Do as I say: Fast Track Your Double Under Progress
Written by: DCCF-er, EA Duncan
In the interest of full disclosure, let me admit that I am not good at Double Unders. My longest string currently sits at 12 and the maximum cumulative amount I’ve been able to commit to doing in one sitting before hitting myself in the face with a rope too many times is 75. So why am I writing to you? Because I want to save you from my mistakes and fast track your progress. I imagine with proper prioritizing I could have had all of the following breakthroughs in one week, at least six months ago. And honestly, I think someone who never struggled at DUs has no place giving advice about them.
1. Stop doing singles. One of my main sources of frustration with DUs is that I consider myself a damn good jump roper. I was a legitimate contender at Jump Rope For Heart as a kid (Did anyone else do this in elementary school?!) and I can keep steady singles for a long time without getting caught up. Sadly, if the goal is DUs singles will NEVER get you there.
2. Stop looking for the silver bullet rope. Everyone wants to give you advice about ropes but the bottom line is half the world says shorter/light, half the world says longer/heavier and people who are good at DUs could probably do them with an actual piece of rope if they needed to do so. Try a bunch of ropes if you can. Find what works for you. (If you’re dying for my personal opinion I vote shorter and I use a Buddy Lee rope for most practice because it hurts less when it hits me. I hope to graduate to my Rogue rope for good someday, but for now it’s for small numbers only.)
3. Figure out if you’re not turning the rope fast enough. I didn’t have this break through until I used speed training balls. They’re essentially jump rope handles with wiffle balls attached to the end that will force your wrists to turn like they should for DUs. Thirty seconds with these and LIGHTBULB OH THAT’S WHAT THIS IS SUPPOSED TO FEEL LIKE, THAT’S NOTHING LIKE WHAT I’VE BEEN DOING moment complete. If you go to DCCF, I will leave them in the office for you. Otherwise, order some from Amazon.
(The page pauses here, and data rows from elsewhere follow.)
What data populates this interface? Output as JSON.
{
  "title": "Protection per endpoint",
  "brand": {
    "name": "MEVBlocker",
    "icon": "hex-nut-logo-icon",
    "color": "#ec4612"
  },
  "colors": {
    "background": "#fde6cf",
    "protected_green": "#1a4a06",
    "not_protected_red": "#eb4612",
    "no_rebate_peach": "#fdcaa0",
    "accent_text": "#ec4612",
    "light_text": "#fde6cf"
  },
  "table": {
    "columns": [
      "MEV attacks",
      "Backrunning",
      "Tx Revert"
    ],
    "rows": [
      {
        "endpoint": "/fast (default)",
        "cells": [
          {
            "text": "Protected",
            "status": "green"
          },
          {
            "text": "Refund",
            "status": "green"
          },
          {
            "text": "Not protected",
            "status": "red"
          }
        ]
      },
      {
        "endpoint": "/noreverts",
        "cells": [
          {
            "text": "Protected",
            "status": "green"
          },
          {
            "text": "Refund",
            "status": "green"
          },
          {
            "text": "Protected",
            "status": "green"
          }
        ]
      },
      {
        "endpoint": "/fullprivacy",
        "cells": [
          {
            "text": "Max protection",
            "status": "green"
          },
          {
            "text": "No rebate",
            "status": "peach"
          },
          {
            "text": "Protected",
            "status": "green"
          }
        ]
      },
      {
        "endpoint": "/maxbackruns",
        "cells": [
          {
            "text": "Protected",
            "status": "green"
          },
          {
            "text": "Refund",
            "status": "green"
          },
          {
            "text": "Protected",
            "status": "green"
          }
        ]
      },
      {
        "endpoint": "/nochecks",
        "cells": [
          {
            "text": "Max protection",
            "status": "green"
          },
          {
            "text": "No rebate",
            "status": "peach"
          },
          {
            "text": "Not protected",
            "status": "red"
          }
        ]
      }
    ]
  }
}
4. Watch this video:
There are millions of DU videos out there but I found most of them laughably say “Get one, then work on stringing them together!” THANKS FOR NOTHING, INTERNET. The Again Faster video has an interesting approach to getting the rhythm: letting the rope turn and smack the ground without jumping. I’m not sure why it works, but the day I watched this, I finally got one.
5. Video tape your attempts. I get why CrossFit is all anti-mirrors-let-coaches-tell-you-what-to-correct-don’t-try-to-watch-yourself… but this does not apply to DUs. Verbal coaching cues about keeping my elbows or turning my wrists faster in never worked for me. After seeing myself on video once, I got what they were saying. I also noticed many other flaws. Put your iPhone to use.
6. Tuck jump the hell out of DUs for a while. After hearing the rope hit the ground, I progressed to where I could go “single single TUCK JUMP TO FORCE A DOUBLE” Eventually I progressed to only needing the tuck jump for the very first one of the string. Now I can get it started without the tuck. It’s a drill and it has its place. Anyone who tells you not to do this is an a**hole who never struggled with DUs and they can suck it.
7. Substitute attempts for DUs. Once you have even a singular DU start substituting attempts. If the WOD has 50 DUs, try 25 attempts (maybe even 15). It’s not fun watching everyone glide unbroken while you acquire whip marks, but again: singles will never get you doubles. And conversely, you’ll never get doubles without attempting.
8. Start every day in the gym with 2 minutes max DUs. In theory, this is what I’m doing to watch my progress. If you’re wondering if I actually get to it every day, let me hit you with what my Dad often likes to tell me: Do as I say, not as I do.
After spending 11 months whining that I didn’t have DUs I signed up for a competition that put 2 minutes Max Double Unders as the very first element of the very first WOD. I was stuck. I could either stand there and look like an idiot or I had to figure out how to do some. I went from 0 to 34 in matter of weeks. Sure, 34 is a long way from perfect. But if you do as I say and not as I did, maybe your progress will be more impressive.
Elizabeth Ann Duncan (“E.A.”) is an attorney by trade and an amateur CrossFit nerd by choice. She can now do DUs in sets of 50 and endoreses the RX ropes because she thinks the heavier handles help her rhythm and loves that the rope isn’t a weapon if/when it hits you. She still thinks if you didn’t struggle w dubs you shouldn’t be giving advice about them.